How Many Legs Does a Millipede Have
Despite their names, millipedes don’t have even close to 1,000 feet. Most species have fewer than 100 legs. Their legs are tucked under the body and so they are difficult to see. The number of body segments varies with the species (estimated in the range of 10,000 species), but the number of pairs of legs generally ranges between 40 and 400. The females of a nearly extinct species of California millipede have up to 750 legs. But now, researchers have discovered a species of millipede that can exceed the definition. The animal was found living as deep as 60 meters below the surface of a desert in Western Australia. Thank goodness we aren’t there. Australia seems to have all the best (depending on how you look at it) creepy crawlies!
Are Millipedes Poisonous
We have good news for you! Millipedes are not poisonous, but many species have glands capable of producing irritating fluids that may cause allergic reactions in some individuals. The defensive sprays of some millipedes contain hydrochloric acid that can chemically burn the skin and cause long-term skin discoloration. But those millipedes aren’t in our area, so it is super rare
Centipedes vs Millipedes
There are many differences between millipedes and centipedes. Millipedes have two pairs of short legs on each body segment, a rounded body, and a hard external skeleton. Like we said above, their legs are tucked under the body and difficult to see the number of them. The number of pairs of legs generally ranges between 40 and 400. Centipedes have only one pair of legs on each body segment, and they’re easily spotted sticking out from their flattened bodies. The number of body segments varies with the species (estimated in the range of 8,000 species), and the pairs of legs vary from 15-177, plus or minus one. Centipedes have an odd number of pairs of legs with the last pair trailing behind the body.
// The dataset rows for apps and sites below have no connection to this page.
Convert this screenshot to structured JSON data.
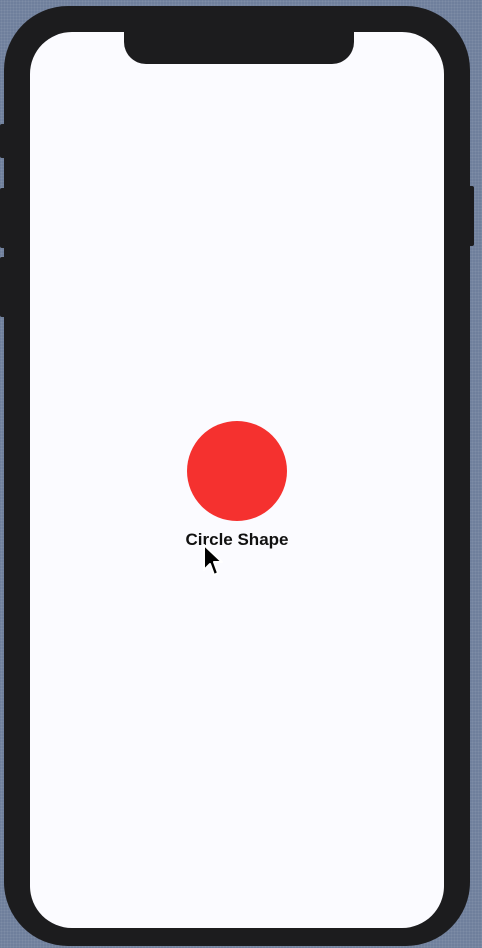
{
  "colors": {
    "circle_fill": "#f5312f",
    "label_color": "#111111",
    "screen_background": "#fbfbff",
    "device_frame": "#1c1c1e"
  },
  "screen": {
    "shape_label": "Circle Shape"
  },
  "icons": {
    "cursor": "mouse-pointer-arrow"
  }
}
Millipedes have short antennae and move in slow waves, burrowing and eating their way through moist leaf clutter, fungi, and decayed plant material on the ground. As they plow through the soil, munching on dead plants and other vegetation, they aerate and enrich the soil, much like earthworms. Centipedes have long antennae, and their back legs are nearly as long as their antennae. The antennae help them locate their prey, and their first pair of legs, modified into venomous claws, help them capture and paralyze their prey. Centipedes eat spiders, insects, worms, and other arthropods. The Amazonian giant centipede is over twelve inches in length and is said to eat frogs, mice, and lizards. No thanks!
Millipedes in House
Normally, Millipedes prefer to live in cool, damp places such as under stones, leaf mold, mulch, compost heaps, piles of grass clippings, and brick pathways. They won’t really survive inside. So, as much as you don’t want them I there, they don’t want to be either! At certain times of the year millipedes become restless and migrate from their normal living places. That’s when you may see millipedes in the house. Usually, they appear in window wells, basements, garages, and other places where they become an annoyance. These migrations are often associated with cooler weather or following heavy rains but may also be a function of mating behavior.
How to Get Rid of Millipedes
Millipedes don’t survive inside for more than a few days. So, if they’re inside your home or business, you can be sure they won’t be there for long unless there’s plenty of moisture. If you do see a lot of millipedes, you should bring in a plumber to check for leaks as well as have professional exclusion work done like sealing cracks and crevices in foundations. But besides looking weird, they don’t cause any problems. Most people bring in an exterminator for millipedes just because they don’t want them there! So, the major problem they cause is fear. But you may not ever need millipede treatments unless you see a lot of them.